For the third year in a row, the St. Clair Board of Aldermen voted to keep the city’s tax levy the same during Monday’s meeting.
During a tax hearing before the start of the regular meeting, City Administrator Travis Dierker said assessed valuations of personal property went down and real-estate increased this year.
He said the consumer price index (CPI) increased to 2.1 percent.
In order to maintain the same amount of revenue, Dierker said calculations indicate maintaining the same tax levy rate.
The board voted 4-0 to keep the tax levy the same at a rate of $0.5491 per $100 of assessed valuation for the general fund and $.1714 per $100 of assessed valuation for the park fund.
The estimated amount of tax revenue for the general fund is $315,061 and $98,345 for the park fund, according to a public hearing document.
This year’s total assessed valuation including personal property and real estate is $57,377,749.
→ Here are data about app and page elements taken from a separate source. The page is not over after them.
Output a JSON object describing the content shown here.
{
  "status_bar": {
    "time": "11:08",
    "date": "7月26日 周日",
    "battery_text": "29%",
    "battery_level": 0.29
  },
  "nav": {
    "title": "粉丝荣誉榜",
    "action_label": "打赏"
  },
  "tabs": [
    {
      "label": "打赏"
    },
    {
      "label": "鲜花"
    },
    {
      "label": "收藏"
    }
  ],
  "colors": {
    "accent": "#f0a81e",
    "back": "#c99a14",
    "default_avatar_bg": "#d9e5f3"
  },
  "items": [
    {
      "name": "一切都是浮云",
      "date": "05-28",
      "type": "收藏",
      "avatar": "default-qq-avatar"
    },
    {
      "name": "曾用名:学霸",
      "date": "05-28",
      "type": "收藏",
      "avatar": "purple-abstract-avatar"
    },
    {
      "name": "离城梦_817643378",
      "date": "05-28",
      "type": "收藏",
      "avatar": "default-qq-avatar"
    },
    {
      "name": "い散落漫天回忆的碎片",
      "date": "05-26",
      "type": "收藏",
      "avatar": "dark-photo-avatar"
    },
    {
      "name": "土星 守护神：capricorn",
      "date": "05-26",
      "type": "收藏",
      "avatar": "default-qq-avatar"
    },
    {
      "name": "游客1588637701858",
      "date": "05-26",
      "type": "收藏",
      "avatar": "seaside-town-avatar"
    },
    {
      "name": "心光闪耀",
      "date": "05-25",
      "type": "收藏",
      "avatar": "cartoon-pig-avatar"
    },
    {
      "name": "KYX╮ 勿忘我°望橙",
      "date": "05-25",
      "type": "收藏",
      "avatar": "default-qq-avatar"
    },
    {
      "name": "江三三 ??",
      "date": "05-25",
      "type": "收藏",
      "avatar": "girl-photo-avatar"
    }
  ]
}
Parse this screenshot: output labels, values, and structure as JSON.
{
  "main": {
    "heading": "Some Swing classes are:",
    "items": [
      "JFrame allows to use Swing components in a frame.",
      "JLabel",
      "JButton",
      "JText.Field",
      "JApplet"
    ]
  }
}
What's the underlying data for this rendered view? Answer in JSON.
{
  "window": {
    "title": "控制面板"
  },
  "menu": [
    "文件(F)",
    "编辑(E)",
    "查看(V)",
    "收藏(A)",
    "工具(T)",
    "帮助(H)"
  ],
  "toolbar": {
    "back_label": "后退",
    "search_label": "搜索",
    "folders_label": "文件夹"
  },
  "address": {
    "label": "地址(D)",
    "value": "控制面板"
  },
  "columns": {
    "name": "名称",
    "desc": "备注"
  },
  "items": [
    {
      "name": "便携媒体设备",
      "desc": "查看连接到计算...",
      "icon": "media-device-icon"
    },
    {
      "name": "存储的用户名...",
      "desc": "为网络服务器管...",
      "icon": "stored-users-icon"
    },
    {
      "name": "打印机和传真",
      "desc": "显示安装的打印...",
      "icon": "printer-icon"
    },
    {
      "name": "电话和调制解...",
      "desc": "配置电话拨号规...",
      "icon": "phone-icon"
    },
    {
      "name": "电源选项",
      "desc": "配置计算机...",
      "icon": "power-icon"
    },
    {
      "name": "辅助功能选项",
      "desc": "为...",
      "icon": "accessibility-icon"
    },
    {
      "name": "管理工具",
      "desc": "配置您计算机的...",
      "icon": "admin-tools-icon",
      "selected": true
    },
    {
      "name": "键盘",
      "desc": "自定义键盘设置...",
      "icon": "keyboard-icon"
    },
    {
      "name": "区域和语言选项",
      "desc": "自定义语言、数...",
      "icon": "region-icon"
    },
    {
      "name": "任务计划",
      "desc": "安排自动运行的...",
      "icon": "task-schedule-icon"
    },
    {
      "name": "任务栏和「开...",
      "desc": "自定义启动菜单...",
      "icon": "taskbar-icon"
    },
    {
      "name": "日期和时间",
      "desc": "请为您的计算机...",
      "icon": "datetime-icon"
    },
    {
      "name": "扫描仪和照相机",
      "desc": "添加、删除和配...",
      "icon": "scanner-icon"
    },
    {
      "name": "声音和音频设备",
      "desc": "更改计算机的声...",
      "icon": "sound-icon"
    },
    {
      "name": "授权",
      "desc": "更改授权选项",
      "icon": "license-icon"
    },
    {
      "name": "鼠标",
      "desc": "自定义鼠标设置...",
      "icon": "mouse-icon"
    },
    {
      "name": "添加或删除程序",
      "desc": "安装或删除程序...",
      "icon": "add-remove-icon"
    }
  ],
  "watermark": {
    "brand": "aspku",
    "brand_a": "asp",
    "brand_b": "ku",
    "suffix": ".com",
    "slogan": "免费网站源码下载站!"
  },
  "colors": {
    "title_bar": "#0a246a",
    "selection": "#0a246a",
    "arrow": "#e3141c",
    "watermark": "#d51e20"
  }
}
There were no comments made by residents during the public hearing.
The St. Clair R-XIII School Board set its tax levy for the 2017-18 school year during a special meeting Aug. 24.
The board voted 7-0 in favor of keeping the tax rate the same as last year — at $3.82 per $100 of assessed valuation.
Superintendent Kyle Kruse said the district can collect as much revenue as last year for new and existing properties.
Kruse said the consumer price index this year is at “2.1 percent and our assessed valuation on the existing property went up right at 2 percent, which lets us keep the tax rates exactly as they are.”
The total assessed valuation this year is $144,116,887, according to the notice of aggregate valuation.
A $3.20 operating levy generates $4,611,740 if all tax bills are paid, according to Kruse.
“We estimate a collection rate of 93 percent, so will actually receive about $4,288,918,” he said. “This money is used to pay salaries, buy books, pay bills, etc.”
The superintendent added that 62 cents for debt service generates $893,525 if all tax bills are paid.
“We estimate a collection rate of 93 percent, so should actually receive about $830,978,” he said. “This money is used to pay back bonds that were approved to do previous building projects (in 2002).”